**PROBLEM**: Copy each line below holding "print".
**** DATA RECORDS
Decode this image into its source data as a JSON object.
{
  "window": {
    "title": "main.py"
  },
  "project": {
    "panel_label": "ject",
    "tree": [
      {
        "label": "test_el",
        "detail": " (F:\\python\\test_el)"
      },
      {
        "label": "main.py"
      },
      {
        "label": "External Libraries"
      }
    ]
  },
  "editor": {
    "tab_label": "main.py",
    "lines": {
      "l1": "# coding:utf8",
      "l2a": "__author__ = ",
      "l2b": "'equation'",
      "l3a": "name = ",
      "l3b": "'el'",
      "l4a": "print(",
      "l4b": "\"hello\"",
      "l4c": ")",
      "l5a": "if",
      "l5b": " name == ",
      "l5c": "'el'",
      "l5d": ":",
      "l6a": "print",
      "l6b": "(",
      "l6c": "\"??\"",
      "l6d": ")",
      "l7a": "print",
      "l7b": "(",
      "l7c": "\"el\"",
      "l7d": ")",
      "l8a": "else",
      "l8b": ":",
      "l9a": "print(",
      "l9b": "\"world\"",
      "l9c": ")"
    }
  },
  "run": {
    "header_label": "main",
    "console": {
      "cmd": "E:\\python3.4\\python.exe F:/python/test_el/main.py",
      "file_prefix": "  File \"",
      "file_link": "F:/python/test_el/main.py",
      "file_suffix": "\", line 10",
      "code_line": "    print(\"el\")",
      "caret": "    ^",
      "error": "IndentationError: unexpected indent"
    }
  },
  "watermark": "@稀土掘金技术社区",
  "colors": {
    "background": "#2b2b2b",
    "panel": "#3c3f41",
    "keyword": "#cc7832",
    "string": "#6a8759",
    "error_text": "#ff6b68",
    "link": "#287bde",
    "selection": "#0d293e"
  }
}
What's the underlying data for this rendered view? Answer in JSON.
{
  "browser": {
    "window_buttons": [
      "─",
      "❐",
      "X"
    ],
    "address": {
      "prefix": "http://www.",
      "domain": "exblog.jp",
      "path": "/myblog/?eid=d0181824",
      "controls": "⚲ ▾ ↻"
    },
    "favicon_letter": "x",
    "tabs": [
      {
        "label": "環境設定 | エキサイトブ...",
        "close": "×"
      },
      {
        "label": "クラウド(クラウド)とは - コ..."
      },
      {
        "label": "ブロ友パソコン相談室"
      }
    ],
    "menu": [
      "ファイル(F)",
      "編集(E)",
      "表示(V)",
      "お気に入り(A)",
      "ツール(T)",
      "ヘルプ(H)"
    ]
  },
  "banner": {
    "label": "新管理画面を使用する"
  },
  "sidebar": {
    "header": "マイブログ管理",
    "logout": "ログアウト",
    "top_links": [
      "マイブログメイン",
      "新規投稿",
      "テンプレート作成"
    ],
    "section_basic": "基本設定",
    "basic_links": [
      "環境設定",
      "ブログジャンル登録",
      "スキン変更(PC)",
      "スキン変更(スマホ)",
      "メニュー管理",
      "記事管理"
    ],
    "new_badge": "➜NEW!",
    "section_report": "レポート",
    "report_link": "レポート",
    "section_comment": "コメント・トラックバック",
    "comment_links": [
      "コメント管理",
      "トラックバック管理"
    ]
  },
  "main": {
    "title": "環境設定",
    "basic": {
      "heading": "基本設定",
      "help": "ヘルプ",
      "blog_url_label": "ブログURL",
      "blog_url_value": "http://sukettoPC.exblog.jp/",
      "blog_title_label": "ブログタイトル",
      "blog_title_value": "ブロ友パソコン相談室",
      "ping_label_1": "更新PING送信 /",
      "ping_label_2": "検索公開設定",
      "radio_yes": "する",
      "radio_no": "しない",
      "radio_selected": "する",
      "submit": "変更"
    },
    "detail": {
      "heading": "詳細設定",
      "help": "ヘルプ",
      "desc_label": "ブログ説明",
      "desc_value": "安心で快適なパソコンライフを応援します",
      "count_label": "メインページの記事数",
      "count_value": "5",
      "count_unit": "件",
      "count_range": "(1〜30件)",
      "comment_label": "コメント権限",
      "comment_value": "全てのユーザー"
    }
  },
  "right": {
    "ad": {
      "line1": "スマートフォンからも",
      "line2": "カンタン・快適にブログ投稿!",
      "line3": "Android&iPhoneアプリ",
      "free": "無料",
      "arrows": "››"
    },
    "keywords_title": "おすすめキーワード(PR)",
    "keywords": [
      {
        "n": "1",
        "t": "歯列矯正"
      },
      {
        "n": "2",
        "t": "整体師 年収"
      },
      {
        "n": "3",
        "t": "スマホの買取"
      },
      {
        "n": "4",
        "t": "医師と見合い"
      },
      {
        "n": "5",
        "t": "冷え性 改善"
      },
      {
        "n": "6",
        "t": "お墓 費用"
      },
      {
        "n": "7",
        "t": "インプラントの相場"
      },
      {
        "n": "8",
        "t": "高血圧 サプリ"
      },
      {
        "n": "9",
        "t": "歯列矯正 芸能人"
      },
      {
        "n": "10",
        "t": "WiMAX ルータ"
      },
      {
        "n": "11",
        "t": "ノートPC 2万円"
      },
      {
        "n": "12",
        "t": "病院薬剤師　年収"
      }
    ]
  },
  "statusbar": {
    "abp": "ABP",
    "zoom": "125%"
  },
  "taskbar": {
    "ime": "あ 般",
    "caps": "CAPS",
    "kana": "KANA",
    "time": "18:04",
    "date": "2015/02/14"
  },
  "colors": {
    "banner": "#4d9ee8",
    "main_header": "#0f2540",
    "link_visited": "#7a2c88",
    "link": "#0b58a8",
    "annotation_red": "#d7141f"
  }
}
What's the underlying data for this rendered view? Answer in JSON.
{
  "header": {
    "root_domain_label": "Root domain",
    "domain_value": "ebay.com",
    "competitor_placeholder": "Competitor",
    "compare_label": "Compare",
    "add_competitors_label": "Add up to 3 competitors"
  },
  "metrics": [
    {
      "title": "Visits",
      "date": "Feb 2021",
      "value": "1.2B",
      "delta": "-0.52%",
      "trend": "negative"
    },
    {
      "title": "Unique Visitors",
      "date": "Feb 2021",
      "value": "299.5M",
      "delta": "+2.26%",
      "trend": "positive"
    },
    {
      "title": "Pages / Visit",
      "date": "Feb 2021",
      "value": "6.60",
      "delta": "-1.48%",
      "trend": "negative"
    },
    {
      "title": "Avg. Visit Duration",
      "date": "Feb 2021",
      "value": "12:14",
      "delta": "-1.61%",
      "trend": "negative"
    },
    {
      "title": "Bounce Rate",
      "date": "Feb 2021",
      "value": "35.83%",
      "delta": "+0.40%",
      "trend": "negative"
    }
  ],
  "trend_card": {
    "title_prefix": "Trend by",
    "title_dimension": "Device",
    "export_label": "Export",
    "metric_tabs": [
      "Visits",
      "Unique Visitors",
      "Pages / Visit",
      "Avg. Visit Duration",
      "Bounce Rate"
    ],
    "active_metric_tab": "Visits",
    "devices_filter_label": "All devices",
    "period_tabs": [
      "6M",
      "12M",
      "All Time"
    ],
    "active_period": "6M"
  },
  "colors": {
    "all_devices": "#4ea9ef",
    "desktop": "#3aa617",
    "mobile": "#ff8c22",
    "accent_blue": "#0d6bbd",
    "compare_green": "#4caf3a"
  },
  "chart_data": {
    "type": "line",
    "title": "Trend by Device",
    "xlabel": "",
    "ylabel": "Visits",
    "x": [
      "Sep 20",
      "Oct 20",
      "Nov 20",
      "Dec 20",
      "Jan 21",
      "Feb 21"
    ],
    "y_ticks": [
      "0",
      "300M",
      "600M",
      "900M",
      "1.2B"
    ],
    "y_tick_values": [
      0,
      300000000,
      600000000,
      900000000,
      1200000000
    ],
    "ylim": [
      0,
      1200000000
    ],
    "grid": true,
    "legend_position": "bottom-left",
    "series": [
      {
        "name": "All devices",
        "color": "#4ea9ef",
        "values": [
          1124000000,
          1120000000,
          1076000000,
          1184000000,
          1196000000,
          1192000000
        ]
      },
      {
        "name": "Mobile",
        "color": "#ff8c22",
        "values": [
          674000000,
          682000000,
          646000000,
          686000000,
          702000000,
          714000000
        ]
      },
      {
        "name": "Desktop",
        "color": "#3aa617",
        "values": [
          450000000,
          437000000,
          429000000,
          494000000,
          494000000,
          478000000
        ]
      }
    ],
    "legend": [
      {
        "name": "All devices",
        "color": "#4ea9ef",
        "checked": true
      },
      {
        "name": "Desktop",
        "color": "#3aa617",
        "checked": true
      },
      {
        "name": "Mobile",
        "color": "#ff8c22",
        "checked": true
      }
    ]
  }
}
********
**SOLUTION**:
      "l4a": "print(",
      "l6a": "print",
      "l7a": "print",
      "l9a": "print(",
      "code_line": "    print(\"el\")",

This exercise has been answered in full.